For the appellants, Oliver Randolph (Harry Green, of counsel).
For the appellee, Robert S. Hartgrove.
The opinion of the court was delivered by
PERSKIE, J. This is a libel suit. It presents, among other things, a question of first impression in this state. Is an editor and manager of a newspaper personally responsible for a libelous news article, not written by him, and read by him only after publication?
The alleged libel charged plaintiff with discrimination in his management of a federal housing project in that he refused to rent to members of the Caucasian race. Verdicts were returned on two counts against the corporate defendant, the publisher of the newspaper, and against the individual defendant, the editor and manager of the newspaper. The verdicts amount in all to $2,000. A rule to show cause was allowed on the ground that the damages, compensatory and not punitive, were excessive and that the verdicts were the result of mistake, passion or prejudice. After argument, the rule was dismissed. Hence this appeal.

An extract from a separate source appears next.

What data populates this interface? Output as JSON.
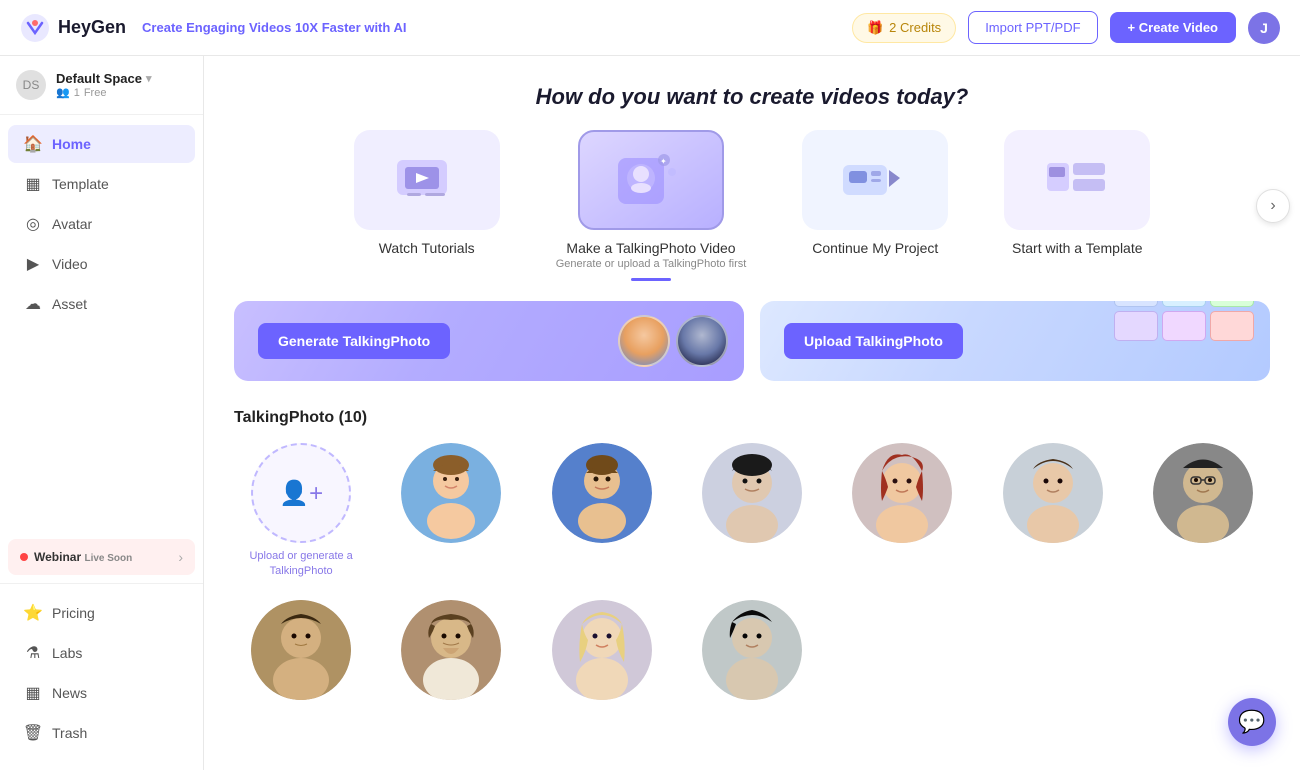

The disposition of the rule to show cause, containing as it did, a ground that the verdict was the result of mistake, passion or prejudice, takes out of the case any question as to the sufficiency of the evidence. That question is no longer available to appellant. It is res adjudicata. Robins v. Mack
This court has never been called upon to decide, however, whether an editor and manager of a newspaper is responsible for a libelous article printed in the newspaper when that article was neither written by the editor nor read by him in advance of publication. We conceive that question to be squarely before us by virtue of the refusal by the learned trial judge to grant a nonsuit or to direct a verdict in favor of the individual defendant.
Other courts have indicated different views on the subject. See Folwell v. Miller, 75 C.C.A. 489; 145 Fed. Rep. 495; 10 L.R.A. (N.S.) 332, which casts doubt on whether there is liability, and Smith v. Utley, 92 Wis. 133; 65 N.W. Rep. 744; 35 L.R.A. 620, which very definitely imposes responsibility upon the editor, if in fact he is in a position of control, which circumstance is left for the determination of the jury. We are, therefore, free to adopt that which to us seems the sounder view.
Here the court left to the jury, as was proper, the question as to the nature and character of the individual defendant's connection with the newspaper. There is ample in the record to support not only this action by the trial judge but also the determination of the jury, implied from the verdict, that the individual defendant had sufficient control over the newspaper to justify imposing liability upon him. Thus we think liability can and should be imposed upon the editor for libelous material even though the actual article was not seen by him prior to publication where, as here, there is proof that he made the general policy and advised the editorial writers on the "trend" the newspaper would take on a subject, received the moneys from the advertisements contained in and from the sale of the newspapers, ...